Today I went to the post office to ship the last of my winter clothes and excessive shoe supply to Switzerland. It went much better than my first trip to the post office a few weeks ago, when I went with my friend Lacey. She speaks decent Chinese, but it still took us a good 30-45 minutes to send one box. First, we had to buy a box and then have all of the things we wanted to send inspected by the postal worker. Then fill out a bunch of forms, etc., etc. It was difficult with the language barrier. I was especially annoyed when the dude pictured above walked in with his addressed rice sack, secured shut with a piece of string, and was able to send it. Meanwhile, we had to go through this hullabaloo of unpacking all of our things and putting it in an official post office box that cost 14 yuan. Anyway, we were successful in the end, as we always are, despite the struggle. It is for this reason, however, that I have been dreading going back to ship the last of my things.

I finally got up the courage to go today, though. And it was easy as pie! What?! I know. The secret of this easy and successful trip to the post office was that the only clerk on duty was a man who speaks English. The gods were obviously shining down on me today. I went in there wearing a tank top and shorts because I tend to sweat bullets when I have to try to speak Chinese so I wanted to try to stay as cool as possible. But, alas, it was for nothing. I was in and out of there in 10 minutes flat. It was most definitely the easiest interaction I have ever had in China with both a government agency AND a Chinese person. I feel like that man deserves a huge raise and some baked cookies.

By the way, I know how much everyone hates that Americans (or English speakers, in general) expect the rest of the world to speak English. It is definitely annoying and sad that the rest of the world is losing their culture and language because of American songs and movies taking over the airwaves. I get it. But, dear god, if it doesn’t make my life easier sometimes. Anyone who lives in China, knows how difficult the Chinese language can be to speak and understand (even among the Chinese themselves). I have tried and failed miserably to learn this language. But I understand their annoyance at all of the foreigners who do not know how to communicate in Chinese, especially coming from a likewise proud and ethnocentric country where people talk about foreigners constantly and say things like “Why don’t they just learn to speak English?!” It’s not that easy folks.

Anyway, this is all to say that my departure date is getting close. I am both excited and totally freaked out about moving to Switzerland. First, I am totally stoked to be moving to a country where I speak the language! No more needing a note, like a 5-year-old, to go buy a train ticket or visit the doctor. YES! It’s also going to be awesome to be in a beautiful country (with a beautiful man, to boot!), where I can breathe clean air and go running without my hypochondria convincing me that I am getting lung cancer, asthma, or emphysema. However, not having a job is freaking me out beyond belief.
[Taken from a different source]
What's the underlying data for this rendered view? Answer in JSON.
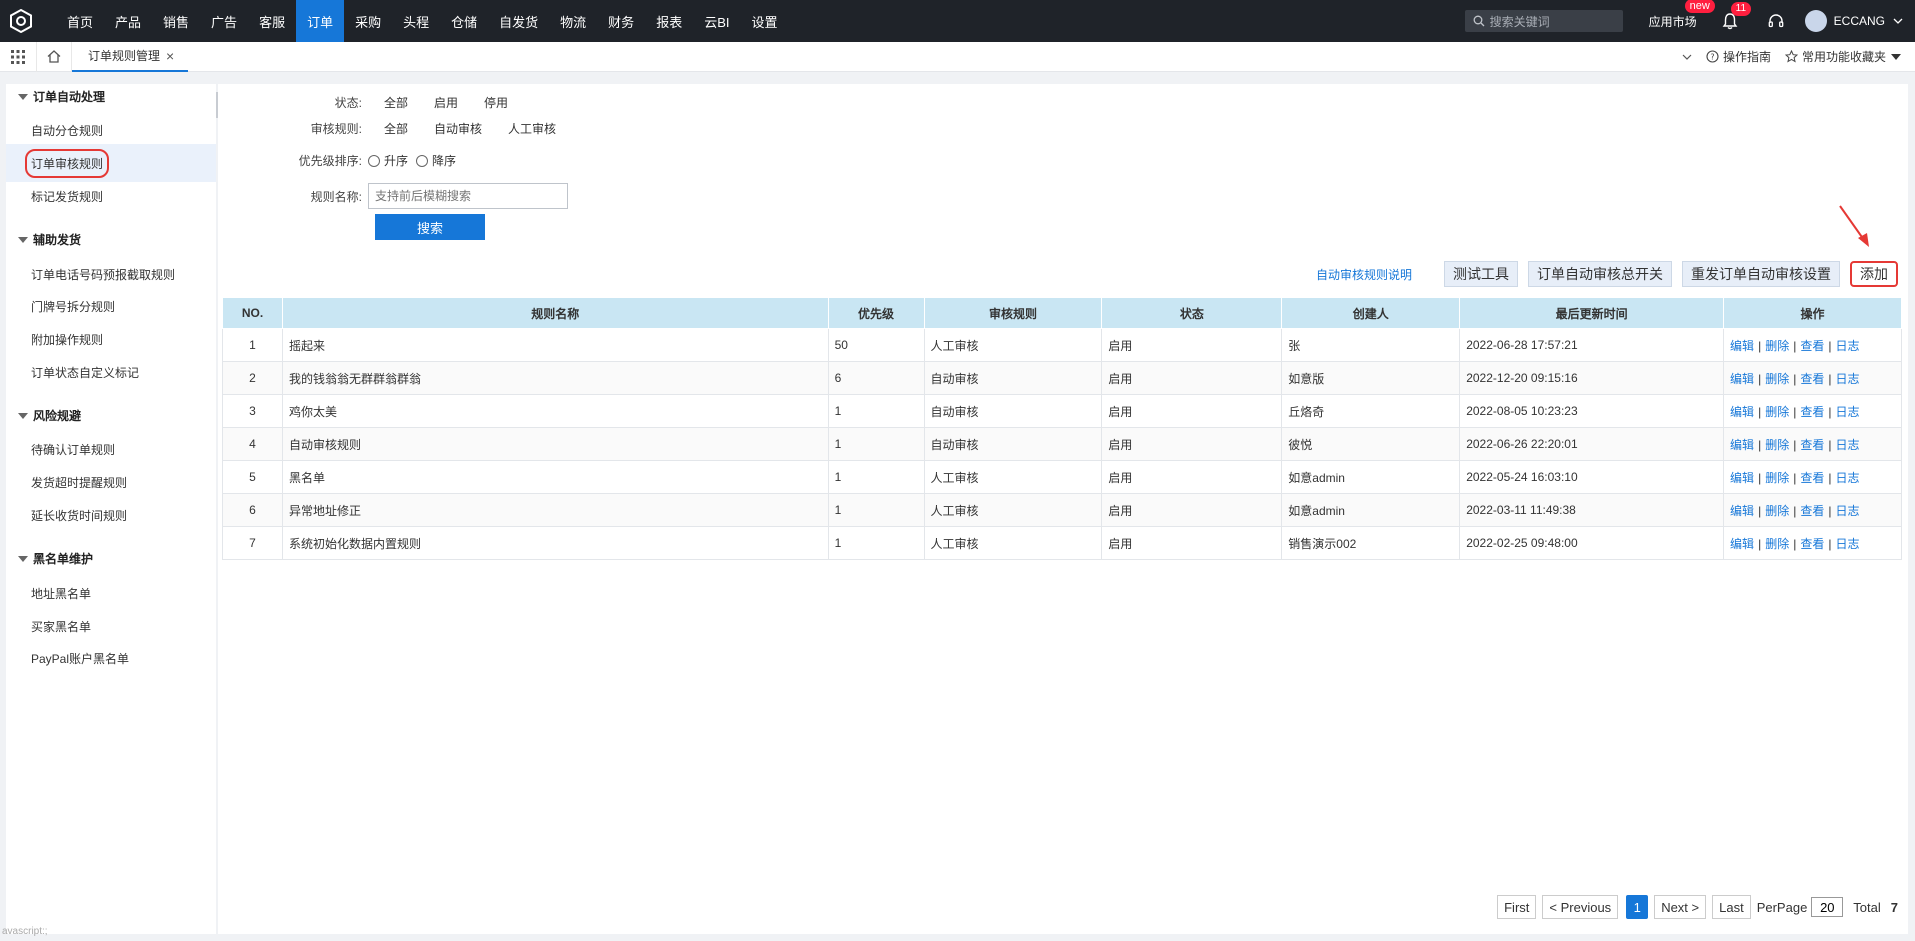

Not knowing whether I will have enough money to survive through my 3-month stay (the length of my visa if I don’t find a job) is incredibly unnerving. I have been self-sufficient too long now to go back to being that irresponsible 25-year-old who has to borrow money from her younger sister to buy a plane ticket back to America. I will not do it! (OK, maybe I will, but I really don’t want to have to.)

So keep your fingers crossed for me! And send any job leads my way 😉